**RECORDS FOR THIS TASK**
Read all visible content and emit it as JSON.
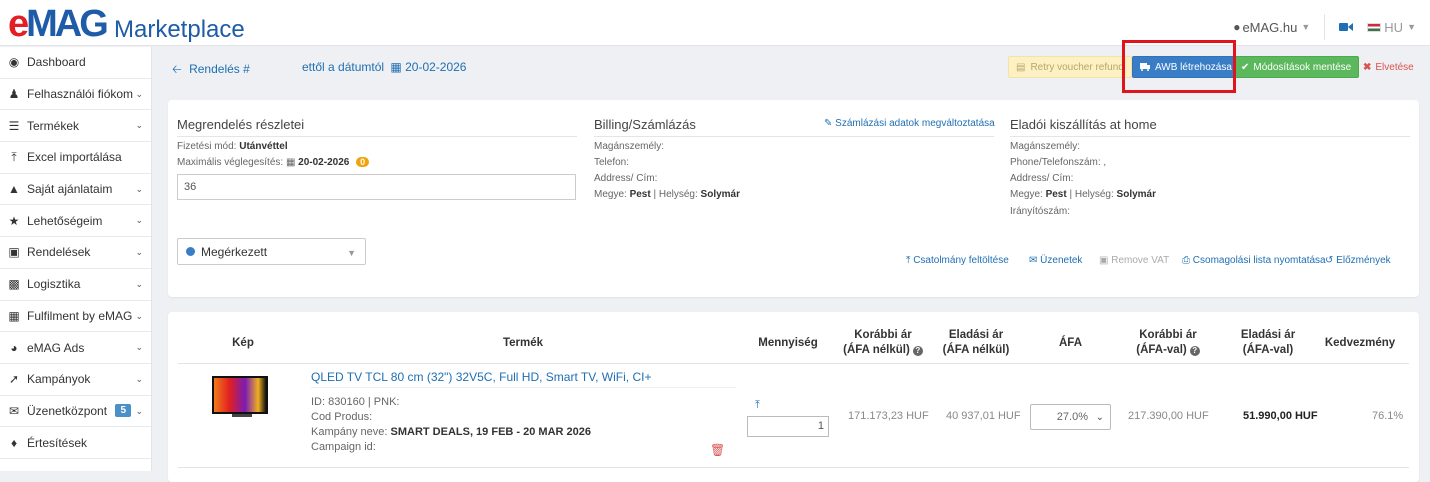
{
  "header": {
    "logo_text": "eMAG",
    "logo_sub": "Marketplace",
    "site": "eMAG.hu",
    "language": "HU"
  },
  "sidebar": {
    "items": [
      {
        "label": "Dashboard",
        "icon": "dashboard-icon",
        "chevron": false
      },
      {
        "label": "Felhasználói fiókom",
        "icon": "user-icon",
        "chevron": true
      },
      {
        "label": "Termékek",
        "icon": "list-icon",
        "chevron": true
      },
      {
        "label": "Excel importálása",
        "icon": "upload-icon",
        "chevron": false
      },
      {
        "label": "Saját ajánlataim",
        "icon": "chart-area-icon",
        "chevron": true
      },
      {
        "label": "Lehetőségeim",
        "icon": "star-icon",
        "chevron": true
      },
      {
        "label": "Rendelések",
        "icon": "cart-icon",
        "chevron": true
      },
      {
        "label": "Logisztika",
        "icon": "truck-icon",
        "chevron": true
      },
      {
        "label": "Fulfilment by eMAG",
        "icon": "boxes-icon",
        "chevron": true
      },
      {
        "label": "eMAG Ads",
        "icon": "pie-chart-icon",
        "chevron": true
      },
      {
        "label": "Kampányok",
        "icon": "line-chart-icon",
        "chevron": true
      },
      {
        "label": "Üzenetközpont",
        "icon": "envelope-icon",
        "chevron": true,
        "badge": "5"
      },
      {
        "label": "Értesítések",
        "icon": "bell-icon",
        "chevron": false
      }
    ]
  },
  "actions": {
    "back": "Rendelés #",
    "date_label": "ettől a dátumtól",
    "date_value": "20-02-2026",
    "retry": "Retry voucher refund",
    "awb": "AWB létrehozása",
    "save": "Módosítások mentése",
    "reject": "Elvetése"
  },
  "order": {
    "details_title": "Megrendelés részletei",
    "payment_label": "Fizetési mód:",
    "payment_value": "Utánvéttel",
    "max_final_label": "Maximális véglegesítés:",
    "max_final_value": "20-02-2026",
    "max_final_badge": "0",
    "note_value": "36",
    "billing_title": "Billing/Számlázás",
    "edit_billing": "Számlázási adatok megváltoztatása",
    "billing": {
      "person": "Magánszemély:",
      "phone": "Telefon:",
      "address": "Address/ Cím:",
      "county_label": "Megye:",
      "county": "Pest",
      "city_label": "Helység:",
      "city": "Solymár"
    },
    "delivery_title": "Eladói kiszállítás at home",
    "delivery": {
      "person": "Magánszemély:",
      "phone": "Phone/Telefonszám: ,",
      "address": "Address/ Cím:",
      "county_label": "Megye:",
      "county": "Pest",
      "city_label": "Helység:",
      "city": "Solymár",
      "zip": "Irányítószám:"
    },
    "status": "Megérkezett",
    "links": {
      "attach": "Csatolmány feltöltése",
      "messages": "Üzenetek",
      "remove_vat": "Remove VAT",
      "print": "Csomagolási lista nyomtatása",
      "history": "Előzmények"
    }
  },
  "products": {
    "headers": {
      "image": "Kép",
      "product": "Termék",
      "qty": "Mennyiség",
      "prev_net_1": "Korábbi ár",
      "prev_net_2": "(ÁFA nélkül)",
      "sale_net_1": "Eladási ár",
      "sale_net_2": "(ÁFA nélkül)",
      "vat": "ÁFA",
      "prev_gross_1": "Korábbi ár",
      "prev_gross_2": "(ÁFA-val)",
      "sale_gross_1": "Eladási ár",
      "sale_gross_2": "(ÁFA-val)",
      "discount": "Kedvezmény"
    },
    "row": {
      "name": "QLED TV TCL 80 cm (32\") 32V5C, Full HD, Smart TV, WiFi, CI+",
      "id_line": "ID: 830160 | PNK:",
      "cod": "Cod Produs:",
      "campaign_label": "Kampány neve:",
      "campaign": "SMART DEALS, 19 FEB - 20 MAR 2026",
      "campaign_id": "Campaign id:",
      "qty": "1",
      "prev_net": "171.173,23 HUF",
      "sale_net": "40 937,01 HUF",
      "vat": "27.0%",
      "prev_gross": "217.390,00 HUF",
      "sale_gross": "51.990,00 HUF",
      "discount": "76.1%"
    }
  },
  "colors": {
    "brand_blue": "#1e5ca8",
    "brand_red": "#e31e24",
    "link": "#1e6fb3",
    "awb_button": "#3a7dc7",
    "save_button": "#5cb85c",
    "highlight": "#e0141c"
  }
}
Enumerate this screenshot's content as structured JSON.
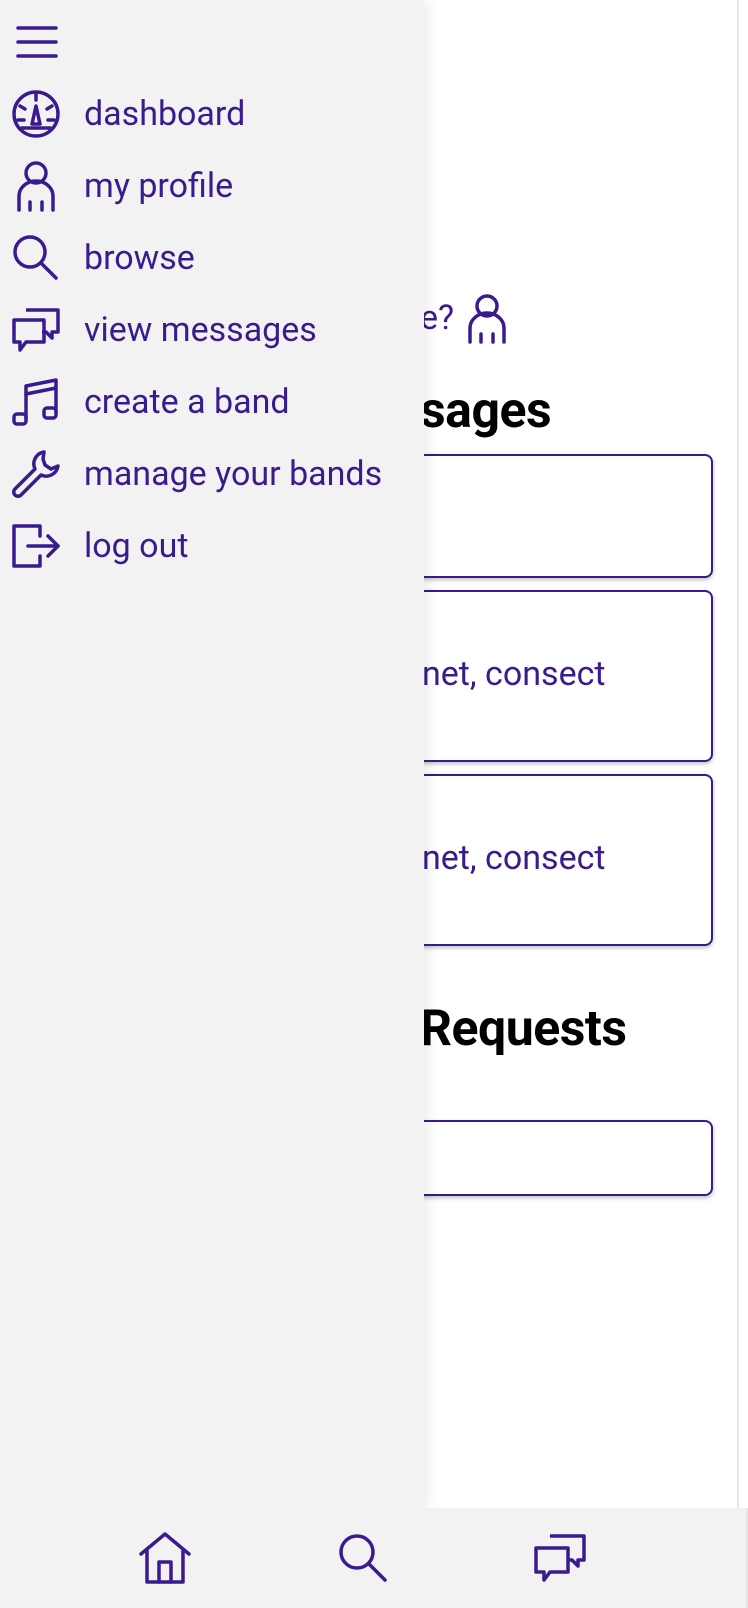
{
  "colors": {
    "accent": "#3a1a8f",
    "drawer_bg": "#f2f2f2",
    "page_bg": "#ffffff",
    "heading": "#000000"
  },
  "background": {
    "edit_prompt_visible": "e?",
    "messages_heading_visible": "sages",
    "requests_heading_visible": "Requests",
    "card_snippets": [
      "",
      "net, consect",
      "net, consect",
      ""
    ]
  },
  "drawer": {
    "menu_icon": "hamburger-icon",
    "items": [
      {
        "label": "dashboard",
        "icon": "gauge-icon"
      },
      {
        "label": "my profile",
        "icon": "person-icon"
      },
      {
        "label": "browse",
        "icon": "search-icon"
      },
      {
        "label": "view messages",
        "icon": "chat-bubbles-icon"
      },
      {
        "label": "create a band",
        "icon": "music-note-icon"
      },
      {
        "label": "manage your bands",
        "icon": "wrench-icon"
      },
      {
        "label": "log out",
        "icon": "logout-icon"
      }
    ]
  },
  "bottom_nav": [
    {
      "icon": "home-icon"
    },
    {
      "icon": "search-icon"
    },
    {
      "icon": "chat-bubbles-icon"
    }
  ]
}
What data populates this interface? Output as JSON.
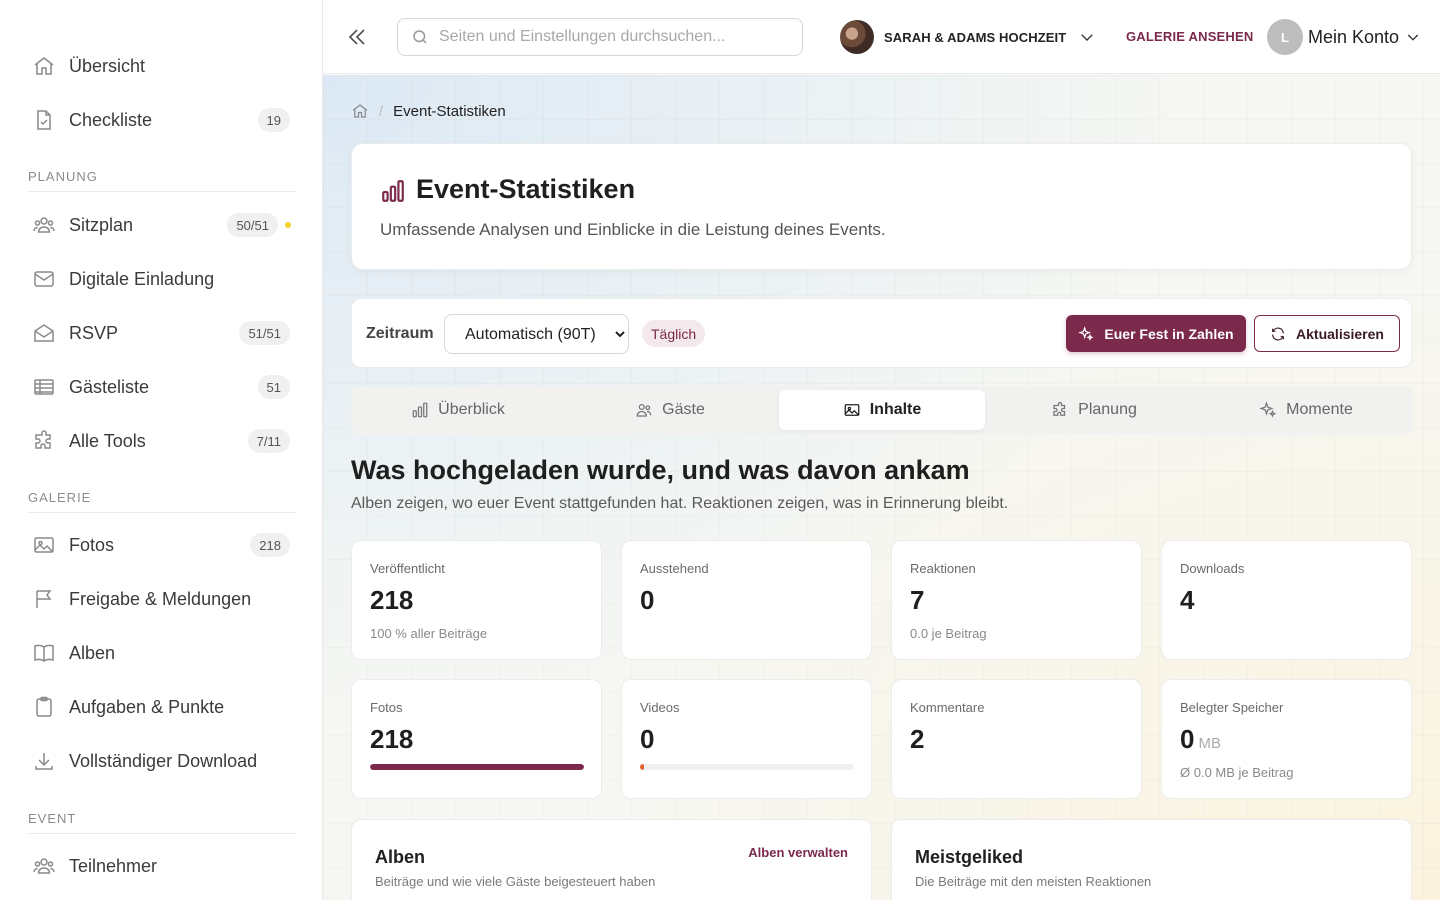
{
  "sidebar": {
    "top_items": [
      {
        "label": "Übersicht",
        "icon": "home-icon"
      },
      {
        "label": "Checkliste",
        "icon": "checklist-icon",
        "badge": "19"
      }
    ],
    "sections": [
      {
        "title": "PLANUNG",
        "items": [
          {
            "label": "Sitzplan",
            "icon": "users-icon",
            "badge": "50/51",
            "dot_color": "#f5d12b"
          },
          {
            "label": "Digitale Einladung",
            "icon": "mail-icon"
          },
          {
            "label": "RSVP",
            "icon": "mail-open-icon",
            "badge": "51/51"
          },
          {
            "label": "Gästeliste",
            "icon": "table-icon",
            "badge": "51"
          },
          {
            "label": "Alle Tools",
            "icon": "puzzle-icon",
            "badge": "7/11"
          }
        ]
      },
      {
        "title": "GALERIE",
        "items": [
          {
            "label": "Fotos",
            "icon": "image-icon",
            "badge": "218"
          },
          {
            "label": "Freigabe & Meldungen",
            "icon": "flag-icon"
          },
          {
            "label": "Alben",
            "icon": "book-icon"
          },
          {
            "label": "Aufgaben & Punkte",
            "icon": "clipboard-icon"
          },
          {
            "label": "Vollständiger Download",
            "icon": "download-icon"
          }
        ]
      },
      {
        "title": "EVENT",
        "items": [
          {
            "label": "Teilnehmer",
            "icon": "users-icon"
          }
        ]
      }
    ]
  },
  "topbar": {
    "search_placeholder": "Seiten und Einstellungen durchsuchen...",
    "event_name": "SARAH & ADAMS HOCHZEIT",
    "gallery_link": "GALERIE ANSEHEN",
    "account_initial": "L",
    "account_label": "Mein Konto"
  },
  "breadcrumb": {
    "current": "Event-Statistiken"
  },
  "header": {
    "title": "Event-Statistiken",
    "subtitle": "Umfassende Analysen und Einblicke in die Leistung deines Events."
  },
  "filters": {
    "period_label": "Zeitraum",
    "period_value": "Automatisch (90T)",
    "frequency": "Täglich",
    "primary_button": "Euer Fest in Zahlen",
    "refresh_button": "Aktualisieren"
  },
  "tabs": [
    {
      "label": "Überblick",
      "icon": "bar-chart-icon",
      "active": false
    },
    {
      "label": "Gäste",
      "icon": "users-icon",
      "active": false
    },
    {
      "label": "Inhalte",
      "icon": "image-icon",
      "active": true
    },
    {
      "label": "Planung",
      "icon": "puzzle-icon",
      "active": false
    },
    {
      "label": "Momente",
      "icon": "sparkles-icon",
      "active": false
    }
  ],
  "content": {
    "title": "Was hochgeladen wurde, und was davon ankam",
    "subtitle": "Alben zeigen, wo euer Event stattgefunden hat. Reaktionen zeigen, was in Erinnerung bleibt."
  },
  "stats": [
    {
      "label": "Veröffentlicht",
      "value": "218",
      "sub": "100 % aller Beiträge"
    },
    {
      "label": "Ausstehend",
      "value": "0"
    },
    {
      "label": "Reaktionen",
      "value": "7",
      "sub": "0.0 je Beitrag"
    },
    {
      "label": "Downloads",
      "value": "4"
    },
    {
      "label": "Fotos",
      "value": "218",
      "progress": 1.0,
      "bar_color": "#7b2a4b"
    },
    {
      "label": "Videos",
      "value": "0",
      "progress": 0.0,
      "bar_color": "#e0632e"
    },
    {
      "label": "Kommentare",
      "value": "2"
    },
    {
      "label": "Belegter Speicher",
      "value": "0",
      "unit": "MB",
      "sub": "Ø 0.0 MB je Beitrag"
    }
  ],
  "panels": {
    "albums": {
      "title": "Alben",
      "subtitle": "Beiträge und wie viele Gäste beigesteuert haben",
      "link": "Alben verwalten"
    },
    "top_liked": {
      "title": "Meistgeliked",
      "subtitle": "Die Beiträge mit den meisten Reaktionen"
    }
  },
  "colors": {
    "accent": "#7b2a4b"
  }
}
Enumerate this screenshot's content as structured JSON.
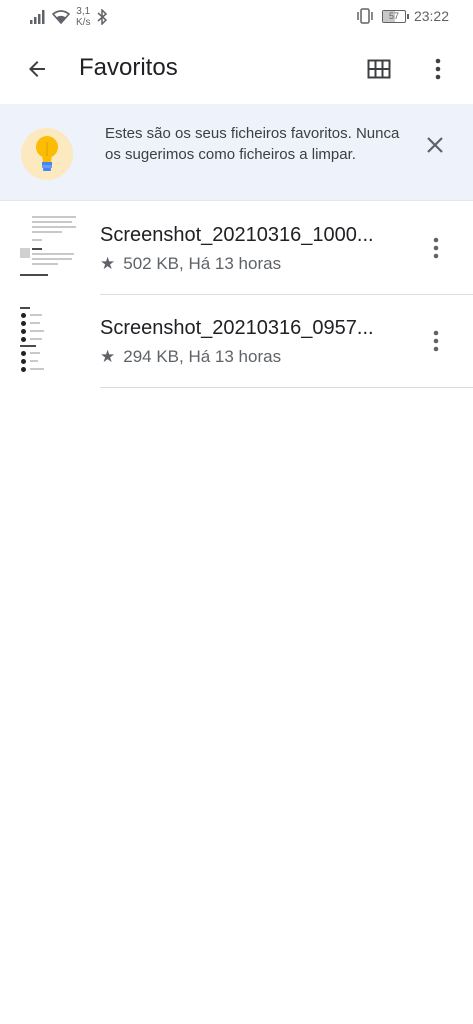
{
  "status_bar": {
    "speed_value": "3,1",
    "speed_unit": "K/s",
    "battery": "57",
    "time": "23:22"
  },
  "app_bar": {
    "title": "Favoritos",
    "back_icon": "arrow-back-icon",
    "grid_icon": "grid-view-icon",
    "more_icon": "more-vert-icon"
  },
  "banner": {
    "icon": "lightbulb-icon",
    "text": "Estes são os seus ficheiros favoritos. Nunca os sugerimos como ficheiros a limpar.",
    "close_icon": "close-icon"
  },
  "files": [
    {
      "name": "Screenshot_20210316_1000...",
      "meta": "502 KB, Há 13 horas"
    },
    {
      "name": "Screenshot_20210316_0957...",
      "meta": "294 KB, Há 13 horas"
    }
  ],
  "colors": {
    "banner_bg": "#eef2fb",
    "bulb_bg": "#fde9bf",
    "text_primary": "#202124",
    "text_secondary": "#5f6368"
  }
}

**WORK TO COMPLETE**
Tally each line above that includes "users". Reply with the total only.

**EXERCISE RESPONSE**
3